This movie is for the birds. Children may find the cartoonish slapstick action to be funny, but as for adults, don’t expect to use your brain much except to try to figure out what in the world is going on in some places. Apparently, there is a cat who wants to take over the world by making all humans allergic to dogs. This would be accomplished by somehow “reversing” the formula for a vaccine that cures dog allergies. The dogs try to prevent this by playing the roles of detectives and spys. I give the dogs credit for at least being trainable enough to play their own parts. The cats had to be replaced by robotic cats for any scene requiring cooperation, such as opening their mouths to “speak,” or moving in a predictable direction. In this post Jurassic Park day and age, you’d think they could’ve at least come up with more realistic looking robotic cats. Save your money and let the kids watch it for free on TV.
My Ratings: [Better than Average / 2½]
—Edith, age 40
I took the whole family to see Cats and Dogs this weekend. It was an enjoyable film, with very little if anything to object to, unless you object to the kind of cartoon violence present in old Looney Toons and the like. As far as story, and moviemaking quality, it left a lot to be desired, in my opinion. If you liked Spy Kids, and Inspector Gadget, you will probably like this one too. However, if you thought those films seemed disjointed and poorly edited, as I did, you will see the same style here.
My Ratings: [Better than Average / 3]
—Timothy Blaisdell, age 37
Comments from young people
I thought this movie was stupid and completely idiotic. but what should I expect from a movie where dogs are secret agents and cats are the enemy? But other from its completely idiotic plotline it was a pretty good kid movie. I don’t recall any offensive language other than a couple “oh my God’s” in there but all in all was an alright movie for you to see with your kids.
My Ratings: [Good / 2]
—Caleb, age 16
Movie Critics
…suffers from predictable plot points, tired cliches, no character development, and over-the-top acting. Its violence and toilet humor is unacceptable for children ages 3 to 12…
—Dr. Ted Baehr, Movieguide
…can be a fun outing for ages 6 and up…
—Preview Family Movie and TV Review
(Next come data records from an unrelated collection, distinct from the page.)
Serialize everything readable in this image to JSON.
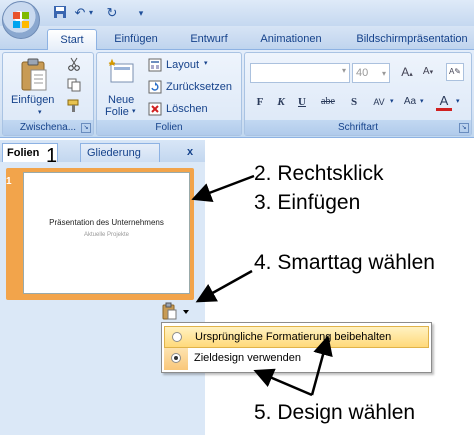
{
  "window": {
    "quick_access": [
      "save-icon",
      "undo-icon",
      "redo-icon",
      "customize-icon"
    ]
  },
  "tabs": [
    {
      "label": "Start",
      "active": true
    },
    {
      "label": "Einfügen"
    },
    {
      "label": "Entwurf"
    },
    {
      "label": "Animationen"
    },
    {
      "label": "Bildschirmpräsentation"
    }
  ],
  "ribbon": {
    "clipboard": {
      "paste_label": "Einfügen",
      "group_label": "Zwischena..."
    },
    "slides": {
      "new_slide_line1": "Neue",
      "new_slide_line2": "Folie",
      "layout_label": "Layout",
      "reset_label": "Zurücksetzen",
      "delete_label": "Löschen",
      "group_label": "Folien"
    },
    "font": {
      "font_name": "",
      "font_size": "40",
      "group_label": "Schriftart",
      "buttons": [
        "F",
        "K",
        "U",
        "abe",
        "S",
        "AV",
        "Aa",
        "A"
      ]
    }
  },
  "pane": {
    "tab_folien": "Folien",
    "tab_gliederung": "Gliederung",
    "close": "x",
    "slide_number": "1",
    "slide_title": "Präsentation des Unternehmens",
    "slide_subtitle": "Aktuelle Projekte"
  },
  "menu": {
    "item1": "Ursprüngliche Formatierung beibehalten",
    "item2": "Zieldesign verwenden"
  },
  "annotations": {
    "a1": "1",
    "a2": "2. Rechtsklick",
    "a3": "3. Einfügen",
    "a4": "4. Smarttag wählen",
    "a5": "5. Design wählen"
  },
  "colors": {
    "ribbon_text": "#15428b",
    "slide_selection": "#f2a44b",
    "menu_highlight": "#ffd97a"
  }
}
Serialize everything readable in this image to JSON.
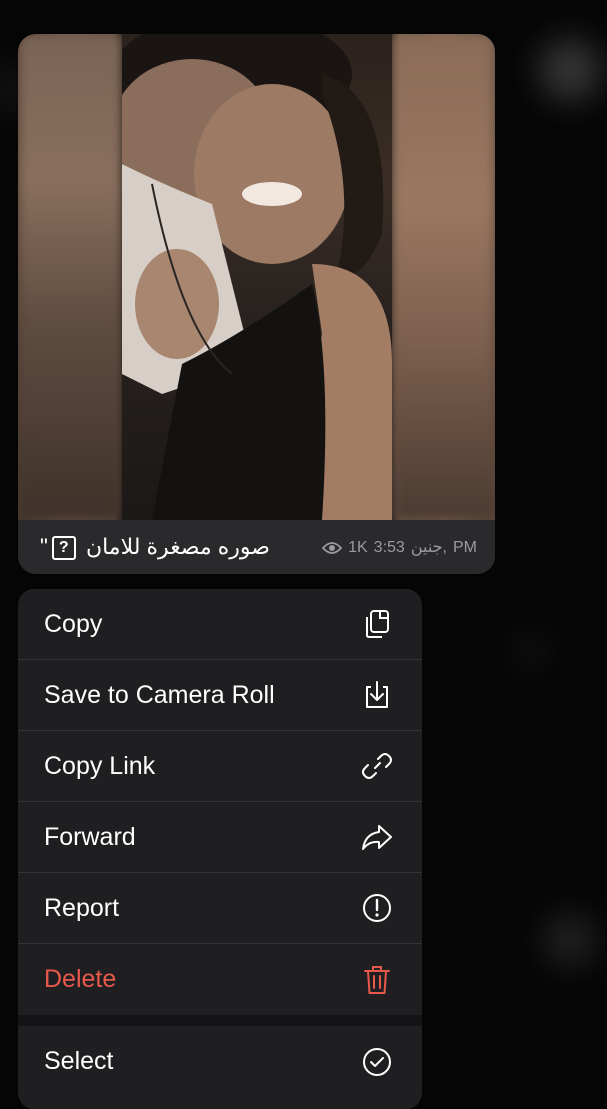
{
  "message": {
    "caption": "صوره مصغرة للامان",
    "caption_prefix_quote": "\"",
    "caption_box_glyph": "?",
    "views": "1K",
    "time": "3:53",
    "date_label": "جنين,",
    "ampm": "PM"
  },
  "menu": {
    "items": [
      {
        "label": "Copy",
        "icon": "copy-icon"
      },
      {
        "label": "Save to Camera Roll",
        "icon": "save-download-icon"
      },
      {
        "label": "Copy Link",
        "icon": "link-icon"
      },
      {
        "label": "Forward",
        "icon": "forward-arrow-icon"
      },
      {
        "label": "Report",
        "icon": "report-exclamation-icon"
      },
      {
        "label": "Delete",
        "icon": "trash-icon"
      },
      {
        "label": "Select",
        "icon": "select-checkmark-icon"
      }
    ]
  },
  "colors": {
    "menu_background": "#1f1f21",
    "danger": "#e8594c",
    "bubble_background": "#2a2a2c",
    "meta_text": "#9a9aa0"
  }
}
…not likely to captivate many beyond the youngest family members or the most ardent animal lovers…
—Kirk Honeycutt, The Hollywood Reporter
…Purely for the preteen set, this tail-wagging spy movie is hokey but fun…
—Michael Elliott, Movie Parables
…1 use of “crap,” 2 uses of “Oh my God” and 1 use each of “My God,” “For God’s sakes” and “God” as exclamations…